• **TASK TO CARRY OUT**
Pull out every line of the listing below where "logo" appears.

• **DATASET ENTRIES**
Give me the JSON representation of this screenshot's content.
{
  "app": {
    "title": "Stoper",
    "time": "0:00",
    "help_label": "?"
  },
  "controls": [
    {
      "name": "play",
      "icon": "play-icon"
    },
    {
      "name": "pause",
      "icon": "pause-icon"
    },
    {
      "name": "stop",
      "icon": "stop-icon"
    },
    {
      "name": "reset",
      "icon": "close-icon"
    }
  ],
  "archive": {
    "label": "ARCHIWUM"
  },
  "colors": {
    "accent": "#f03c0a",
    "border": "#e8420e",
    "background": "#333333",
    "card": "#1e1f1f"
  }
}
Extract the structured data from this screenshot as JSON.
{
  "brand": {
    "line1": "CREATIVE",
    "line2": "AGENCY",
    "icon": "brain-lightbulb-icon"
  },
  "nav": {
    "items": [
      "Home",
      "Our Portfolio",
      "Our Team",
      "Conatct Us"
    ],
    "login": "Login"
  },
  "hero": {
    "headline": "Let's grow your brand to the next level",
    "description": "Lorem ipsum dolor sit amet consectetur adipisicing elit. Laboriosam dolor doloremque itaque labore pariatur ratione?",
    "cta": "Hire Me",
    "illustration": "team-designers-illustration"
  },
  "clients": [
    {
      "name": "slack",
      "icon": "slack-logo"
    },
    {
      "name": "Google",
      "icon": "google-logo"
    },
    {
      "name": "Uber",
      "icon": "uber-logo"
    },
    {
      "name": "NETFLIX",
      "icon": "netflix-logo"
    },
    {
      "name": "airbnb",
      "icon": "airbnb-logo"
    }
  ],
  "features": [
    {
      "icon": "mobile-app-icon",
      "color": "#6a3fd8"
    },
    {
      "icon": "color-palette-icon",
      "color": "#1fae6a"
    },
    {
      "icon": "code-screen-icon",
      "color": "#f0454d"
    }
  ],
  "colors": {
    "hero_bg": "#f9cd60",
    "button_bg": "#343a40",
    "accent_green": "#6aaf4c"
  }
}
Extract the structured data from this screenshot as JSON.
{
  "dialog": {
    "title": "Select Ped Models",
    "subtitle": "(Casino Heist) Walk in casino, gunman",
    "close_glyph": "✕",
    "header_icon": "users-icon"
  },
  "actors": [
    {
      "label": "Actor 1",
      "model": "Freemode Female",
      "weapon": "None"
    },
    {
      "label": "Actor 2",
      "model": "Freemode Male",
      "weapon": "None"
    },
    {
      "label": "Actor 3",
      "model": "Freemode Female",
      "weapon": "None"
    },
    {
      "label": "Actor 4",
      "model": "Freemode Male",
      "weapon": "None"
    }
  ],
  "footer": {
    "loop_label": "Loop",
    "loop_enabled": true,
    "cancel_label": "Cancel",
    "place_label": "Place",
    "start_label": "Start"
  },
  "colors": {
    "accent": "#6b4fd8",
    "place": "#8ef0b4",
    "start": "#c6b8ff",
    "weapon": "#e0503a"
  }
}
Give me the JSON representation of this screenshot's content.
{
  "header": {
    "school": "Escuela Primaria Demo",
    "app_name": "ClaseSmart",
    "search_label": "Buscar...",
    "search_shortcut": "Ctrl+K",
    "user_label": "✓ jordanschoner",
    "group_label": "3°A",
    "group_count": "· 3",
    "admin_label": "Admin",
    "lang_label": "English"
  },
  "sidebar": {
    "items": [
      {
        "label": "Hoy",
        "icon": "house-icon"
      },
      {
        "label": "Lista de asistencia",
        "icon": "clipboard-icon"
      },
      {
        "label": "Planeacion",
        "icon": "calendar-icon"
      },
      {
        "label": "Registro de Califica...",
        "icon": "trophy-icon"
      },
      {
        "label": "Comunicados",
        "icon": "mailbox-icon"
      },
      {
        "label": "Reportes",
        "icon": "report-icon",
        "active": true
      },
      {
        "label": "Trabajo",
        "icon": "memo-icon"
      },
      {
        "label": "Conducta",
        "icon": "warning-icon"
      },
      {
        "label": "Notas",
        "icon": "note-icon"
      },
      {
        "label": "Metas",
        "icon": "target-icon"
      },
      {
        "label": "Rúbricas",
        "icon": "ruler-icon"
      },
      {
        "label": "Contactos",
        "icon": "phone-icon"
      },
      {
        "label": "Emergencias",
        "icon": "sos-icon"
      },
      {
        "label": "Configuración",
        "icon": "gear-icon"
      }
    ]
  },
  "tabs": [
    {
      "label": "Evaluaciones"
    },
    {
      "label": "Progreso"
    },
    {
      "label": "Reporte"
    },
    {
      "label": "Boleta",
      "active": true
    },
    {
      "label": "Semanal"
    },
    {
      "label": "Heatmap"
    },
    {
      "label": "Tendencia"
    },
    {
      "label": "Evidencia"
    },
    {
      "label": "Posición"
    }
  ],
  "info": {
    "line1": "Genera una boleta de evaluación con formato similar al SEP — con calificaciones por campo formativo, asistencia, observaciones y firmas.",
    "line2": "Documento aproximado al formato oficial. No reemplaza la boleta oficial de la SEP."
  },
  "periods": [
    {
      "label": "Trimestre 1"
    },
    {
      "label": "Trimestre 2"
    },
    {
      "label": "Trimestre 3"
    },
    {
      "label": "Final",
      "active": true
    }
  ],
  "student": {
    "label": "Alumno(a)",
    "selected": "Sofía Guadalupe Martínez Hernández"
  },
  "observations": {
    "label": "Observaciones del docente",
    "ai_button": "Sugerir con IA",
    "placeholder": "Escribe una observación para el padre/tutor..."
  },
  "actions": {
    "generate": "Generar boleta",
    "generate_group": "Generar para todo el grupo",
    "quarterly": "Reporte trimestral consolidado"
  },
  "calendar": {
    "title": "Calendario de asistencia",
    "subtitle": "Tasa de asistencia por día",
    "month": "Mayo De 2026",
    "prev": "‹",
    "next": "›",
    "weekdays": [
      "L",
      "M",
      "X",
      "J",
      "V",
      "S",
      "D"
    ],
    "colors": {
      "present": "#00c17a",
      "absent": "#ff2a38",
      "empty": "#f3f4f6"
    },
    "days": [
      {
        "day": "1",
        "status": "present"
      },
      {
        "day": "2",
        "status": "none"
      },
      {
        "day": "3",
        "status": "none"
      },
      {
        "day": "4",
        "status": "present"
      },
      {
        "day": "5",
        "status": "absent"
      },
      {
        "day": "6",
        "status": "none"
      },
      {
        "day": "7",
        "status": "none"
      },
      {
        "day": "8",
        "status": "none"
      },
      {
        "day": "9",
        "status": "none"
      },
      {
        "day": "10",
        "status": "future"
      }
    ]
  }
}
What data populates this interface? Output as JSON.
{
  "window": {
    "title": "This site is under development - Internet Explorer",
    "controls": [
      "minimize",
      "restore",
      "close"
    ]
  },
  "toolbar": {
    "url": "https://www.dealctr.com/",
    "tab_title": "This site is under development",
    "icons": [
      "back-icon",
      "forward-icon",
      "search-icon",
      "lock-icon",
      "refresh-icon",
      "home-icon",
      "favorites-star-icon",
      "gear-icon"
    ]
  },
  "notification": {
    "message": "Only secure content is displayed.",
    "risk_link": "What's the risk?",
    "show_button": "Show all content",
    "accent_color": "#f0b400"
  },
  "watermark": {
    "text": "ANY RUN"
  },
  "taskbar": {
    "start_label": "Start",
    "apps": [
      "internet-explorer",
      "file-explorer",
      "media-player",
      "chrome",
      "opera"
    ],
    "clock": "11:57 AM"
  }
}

• **SOLUTION TO THIS PROBLEM**
      "icon": "slack-logo"
      "icon": "google-logo"
      "icon": "uber-logo"
      "icon": "netflix-logo"
      "icon": "airbnb-logo"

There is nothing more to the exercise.